Back in August, Scott Galloway, a professor of marketing at NYU Stern School of Business, published a scathing critique of WeWork and its enablers on his website, No Mercy/No Malice. Titled “WeWTF,” Galloway called WeWork’s $47 billion valuation “insane,” “seriously loco,” and “an illusion.” In September, he wrote a follow-up (“WeWTF, Part Deux”) after the company postponed its long-awaited IPO. “The lines between vision, bullsh*t, and fraud are pretty narrow,” he wrote. “Something is wrong. Something stinks. Something … Just. Doesn’t. Add. Up.”
Galloway’s posts seem exceptionally prescient given the events of the past two weeks. Last week, WeWork CEO and co-founder Adam Neumann was forced to step down after the company’s valuation dropped at least $30 billion in a matter of days. And on Monday, WeWork officially pulled its IPO. Galloway says the company is in triage and that a great WeWork unraveling, the effects of which will be felt for years, is only beginning.
What is the biggest takeaway from the WeWork story?
The bigger story here is SoftBank. WeWork is the opportunistic infection that is going to kill the Vision One Fund. It’s beyond repair. Between Uber and WeWork, you have $20 billion of the hundred billion. One is likely going to be a zero — that’s WeWork — of $11 billion. So it’s hard to imagine they’re even going to get their investors their principal back. WeWork is ground zero. If the only way it can survive is a deliberate strategy to make it a shadow of itself — massive layoffs, massive restructuring — there’s only thing they can do. JPMorgan and Goldman Sachs? These guys were about to collect $130 million in fees and then prop up some equity analysts to tell their private-wealth managers in the marketplace that this thing was $40 billion to $60 billion.

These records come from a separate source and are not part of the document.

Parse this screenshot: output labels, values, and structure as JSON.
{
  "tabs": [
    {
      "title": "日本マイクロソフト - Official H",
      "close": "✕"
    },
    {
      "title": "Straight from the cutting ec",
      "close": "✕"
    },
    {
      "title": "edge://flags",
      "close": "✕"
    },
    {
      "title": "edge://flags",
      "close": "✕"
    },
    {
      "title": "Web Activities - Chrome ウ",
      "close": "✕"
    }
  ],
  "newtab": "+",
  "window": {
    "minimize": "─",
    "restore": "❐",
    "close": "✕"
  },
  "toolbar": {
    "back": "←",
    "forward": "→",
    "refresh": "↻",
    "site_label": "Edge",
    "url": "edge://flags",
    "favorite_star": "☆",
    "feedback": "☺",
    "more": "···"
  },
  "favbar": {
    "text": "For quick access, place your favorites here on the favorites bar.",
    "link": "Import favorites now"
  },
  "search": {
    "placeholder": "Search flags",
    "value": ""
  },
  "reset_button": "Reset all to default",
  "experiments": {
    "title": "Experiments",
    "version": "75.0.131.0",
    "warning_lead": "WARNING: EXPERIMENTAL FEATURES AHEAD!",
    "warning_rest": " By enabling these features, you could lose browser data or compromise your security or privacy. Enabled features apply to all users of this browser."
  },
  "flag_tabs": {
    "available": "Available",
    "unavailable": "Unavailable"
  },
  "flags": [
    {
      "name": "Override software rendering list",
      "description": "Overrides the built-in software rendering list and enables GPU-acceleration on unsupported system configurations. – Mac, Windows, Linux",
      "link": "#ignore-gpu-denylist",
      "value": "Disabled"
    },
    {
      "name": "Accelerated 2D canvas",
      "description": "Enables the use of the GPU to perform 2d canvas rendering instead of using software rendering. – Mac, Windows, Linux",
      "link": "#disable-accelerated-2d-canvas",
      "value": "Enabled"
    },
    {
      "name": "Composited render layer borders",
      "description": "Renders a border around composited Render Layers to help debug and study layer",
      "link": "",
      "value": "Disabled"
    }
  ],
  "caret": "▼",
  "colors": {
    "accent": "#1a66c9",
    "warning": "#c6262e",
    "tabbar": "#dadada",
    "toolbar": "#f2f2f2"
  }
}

And according to Goldman, it was worth $60 billion to $90 billion! What does that say about them? What happens to the New York and Chicago commercial-real-estate markets where WeWork was the biggest and the second-biggest tenants? What happens to IPOs? The reverberations here are going to be pretty dramatic. WeWork declined in value more in 30 days — SoftBank and all these smart people had their shares on their books at $47 billion — it went to zero in 30 days. That’s more value destruction than the three biggest losers in the S&P 500 lost all year. Macy’s, Nektar Therapeutics, and Kraft Heinz. The three worst performing stocks in the S&P 500 this year, their value destruction pales in comparison to the value destruction of WeWork.
But there is a silver lining. The marketplace stepped in. The mandatory disclosure that the SEC requires in the form of S-1. The autopsy here will reflect death by S-1. Then, media and academics read the S-1 and started applying this incredibly prescient competence called math.